● Data to examine
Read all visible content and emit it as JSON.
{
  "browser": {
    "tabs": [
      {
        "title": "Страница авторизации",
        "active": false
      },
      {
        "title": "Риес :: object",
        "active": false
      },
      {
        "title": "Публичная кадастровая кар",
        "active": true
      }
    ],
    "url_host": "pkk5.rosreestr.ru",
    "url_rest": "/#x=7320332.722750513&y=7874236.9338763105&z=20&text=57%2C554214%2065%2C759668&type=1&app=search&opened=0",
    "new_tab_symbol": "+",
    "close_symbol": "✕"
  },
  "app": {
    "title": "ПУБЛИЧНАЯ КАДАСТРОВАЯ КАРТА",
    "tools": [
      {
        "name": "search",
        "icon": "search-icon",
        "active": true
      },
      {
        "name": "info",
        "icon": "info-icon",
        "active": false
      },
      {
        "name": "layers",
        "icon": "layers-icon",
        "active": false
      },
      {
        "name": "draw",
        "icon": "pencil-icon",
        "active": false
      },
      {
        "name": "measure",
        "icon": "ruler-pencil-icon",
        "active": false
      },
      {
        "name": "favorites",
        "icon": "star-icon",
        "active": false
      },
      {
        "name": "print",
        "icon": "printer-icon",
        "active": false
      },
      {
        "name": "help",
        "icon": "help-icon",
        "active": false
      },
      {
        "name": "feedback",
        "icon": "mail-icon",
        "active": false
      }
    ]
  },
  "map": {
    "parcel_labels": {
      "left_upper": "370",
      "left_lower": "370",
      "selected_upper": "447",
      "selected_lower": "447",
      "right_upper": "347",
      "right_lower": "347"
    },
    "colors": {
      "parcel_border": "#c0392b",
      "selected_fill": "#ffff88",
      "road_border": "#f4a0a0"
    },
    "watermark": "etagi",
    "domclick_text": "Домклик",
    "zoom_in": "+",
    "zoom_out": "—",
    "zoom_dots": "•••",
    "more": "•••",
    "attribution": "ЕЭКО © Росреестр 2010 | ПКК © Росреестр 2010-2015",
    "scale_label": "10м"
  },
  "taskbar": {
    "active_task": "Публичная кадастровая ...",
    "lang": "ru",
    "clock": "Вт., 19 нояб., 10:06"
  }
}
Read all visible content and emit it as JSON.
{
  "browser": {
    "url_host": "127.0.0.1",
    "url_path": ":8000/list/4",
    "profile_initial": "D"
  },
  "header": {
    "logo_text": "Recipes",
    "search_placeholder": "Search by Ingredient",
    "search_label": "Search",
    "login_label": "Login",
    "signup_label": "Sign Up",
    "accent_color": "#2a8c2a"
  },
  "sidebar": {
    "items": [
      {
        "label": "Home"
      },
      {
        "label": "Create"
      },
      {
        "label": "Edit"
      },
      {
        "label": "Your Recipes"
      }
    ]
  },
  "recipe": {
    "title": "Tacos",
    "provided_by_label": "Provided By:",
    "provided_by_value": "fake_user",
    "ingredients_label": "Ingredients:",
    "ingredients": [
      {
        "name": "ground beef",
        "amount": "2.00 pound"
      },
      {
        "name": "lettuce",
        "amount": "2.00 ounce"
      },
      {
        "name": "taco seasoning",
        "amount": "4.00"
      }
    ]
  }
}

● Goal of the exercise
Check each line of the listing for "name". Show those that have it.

● Output for this exercise
        "name": "search",
        "name": "info",
        "name": "layers",
        "name": "draw",
        "name": "measure",
        "name": "favorites",
        "name": "print",
        "name": "help",
        "name": "feedback",
        "name": "ground beef",
        "name": "lettuce",
        "name": "taco seasoning",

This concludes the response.